Jun 6, 2012
New Clues About the Origin of Cancer
"Whether or not a tumor develops depends on the moment of the cell cycle in which the damage occurs, which repair pathways components are affected, and which others are impaired in terms of apoptosis and cell cycle arrest," explains the North-American Travis H. Stracker, head of the "Genomic Instability and Cancer" group and an expert in DNA repair pathways and its implications on human health. In this study, H. Stracker and his team report on some of these combinations for the initiation of cancer and in different kinds of tissue. "The paper points out that our understanding of which aspects of damage response promote tumorigenesis and where they play a role in the process needs to be investigated further because it shows that it has been generalized and that there is a lot of specifics that are not at all clear."

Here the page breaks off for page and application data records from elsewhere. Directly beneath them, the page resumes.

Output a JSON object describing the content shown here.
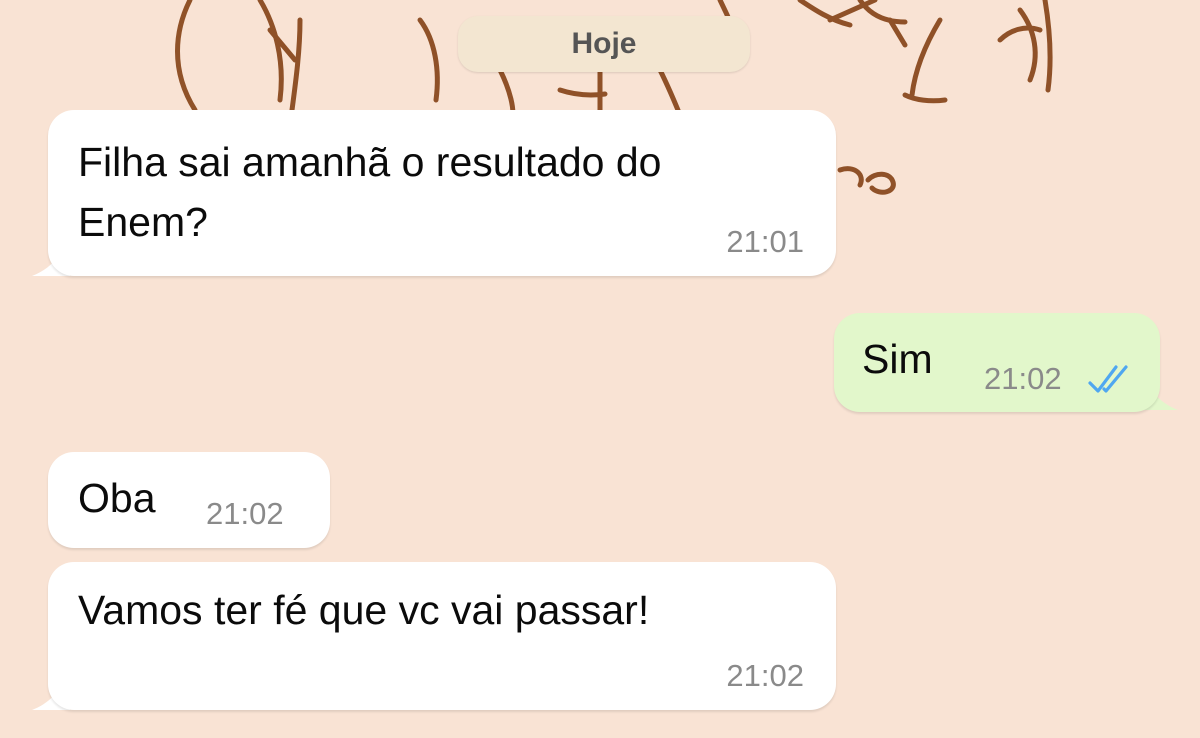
{
  "date_separator": {
    "label": "Hoje"
  },
  "messages": [
    {
      "direction": "incoming",
      "text": "Filha sai amanhã o resultado do\nEnem?",
      "time": "21:01"
    },
    {
      "direction": "outgoing",
      "text": "Sim",
      "time": "21:02",
      "status_icon": "double-check-read-icon",
      "status_color": "#4fa7f0"
    },
    {
      "direction": "incoming",
      "text": "Oba",
      "time": "21:02"
    },
    {
      "direction": "incoming",
      "text": "Vamos ter fé que vc vai passar!",
      "time": "21:02"
    }
  ],
  "colors": {
    "wallpaper": "#f9e3d4",
    "doodle": "#8a4a1f",
    "incoming_bubble": "#ffffff",
    "outgoing_bubble": "#e2f7cb"
  }
}
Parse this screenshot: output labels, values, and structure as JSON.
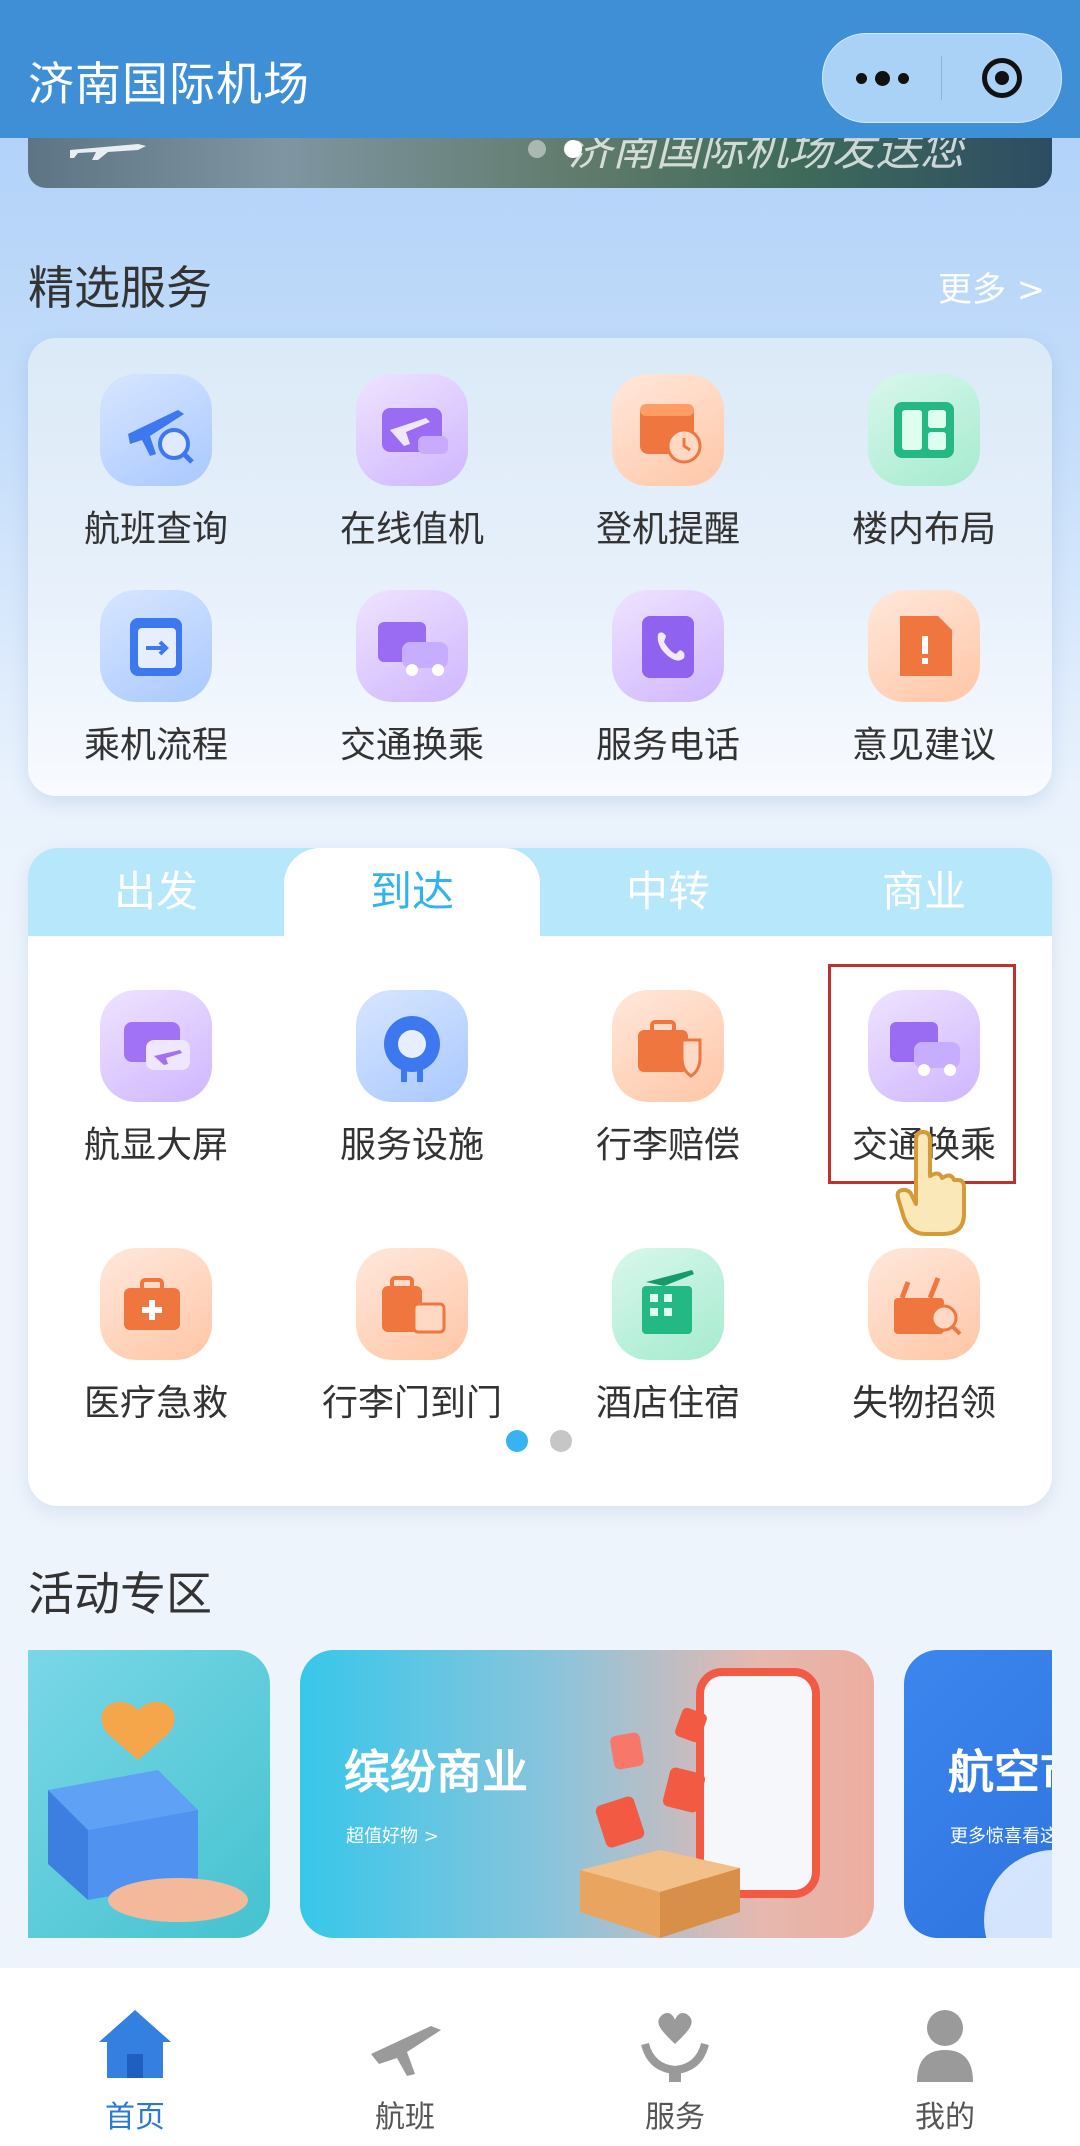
{
  "header": {
    "title": "济南国际机场"
  },
  "banner": {
    "text": "济南国际机场发送您"
  },
  "featured": {
    "title": "精选服务",
    "more": "更多 >",
    "items": [
      {
        "label": "航班查询",
        "icon": "flight-search-icon"
      },
      {
        "label": "在线值机",
        "icon": "online-checkin-icon"
      },
      {
        "label": "登机提醒",
        "icon": "boarding-reminder-icon"
      },
      {
        "label": "楼内布局",
        "icon": "terminal-layout-icon"
      },
      {
        "label": "乘机流程",
        "icon": "boarding-process-icon"
      },
      {
        "label": "交通换乘",
        "icon": "transport-transfer-icon"
      },
      {
        "label": "服务电话",
        "icon": "service-phone-icon"
      },
      {
        "label": "意见建议",
        "icon": "feedback-icon"
      }
    ]
  },
  "tabs": {
    "labels": [
      "出发",
      "到达",
      "中转",
      "商业"
    ],
    "active": 1,
    "items": [
      {
        "label": "航显大屏",
        "icon": "flight-display-icon"
      },
      {
        "label": "服务设施",
        "icon": "service-facility-icon"
      },
      {
        "label": "行李赔偿",
        "icon": "baggage-compensation-icon"
      },
      {
        "label": "交通换乘",
        "icon": "transport-transfer-icon"
      },
      {
        "label": "医疗急救",
        "icon": "medical-aid-icon"
      },
      {
        "label": "行李门到门",
        "icon": "baggage-delivery-icon"
      },
      {
        "label": "酒店住宿",
        "icon": "hotel-icon"
      },
      {
        "label": "失物招领",
        "icon": "lost-found-icon"
      }
    ]
  },
  "activity": {
    "title": "活动专区",
    "cards": [
      {
        "title": "",
        "sub": ""
      },
      {
        "title": "缤纷商业",
        "sub": "超值好物 >"
      },
      {
        "title": "航空市",
        "sub": "更多惊喜看这"
      }
    ]
  },
  "nav": {
    "items": [
      {
        "label": "首页",
        "icon": "home-icon"
      },
      {
        "label": "航班",
        "icon": "flight-icon"
      },
      {
        "label": "服务",
        "icon": "service-icon"
      },
      {
        "label": "我的",
        "icon": "profile-icon"
      }
    ]
  },
  "colors": {
    "header": "#3f8fd6",
    "accent": "#33b3ee",
    "nav_active": "#2b79d6",
    "highlight": "#c0302c"
  }
}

The researchers utilized mice carrying mutations in key DNA repair genes involved in cancer. Next, they combined them with other mutations affecting cell cycle checkpoints or apoptosis until they hit upon the combinations that are sufficient to initiate tumorigenesis or to generate certain types of tumors. "It is like deconstructing cancer to find the factors responsible for it appearing," says H. Stracker. During DNA replication in a dividing cell there is a series of checkpoints to test that duplication is taking place properly. If the cell detects errors in any of these phases, cell growth is halted and highly complex DNA repair processes are triggered. If the repair is defective and the cell accumulates many genomic errors, "watch-out" proteins step in, such as tumor suppressor p53. Such proteins activate programmed cell death (apoptosis) or cell cycle arrest (senescence). "A very complex network of pathways and proteins are involved," explains the researcher.
Read more at Science Daily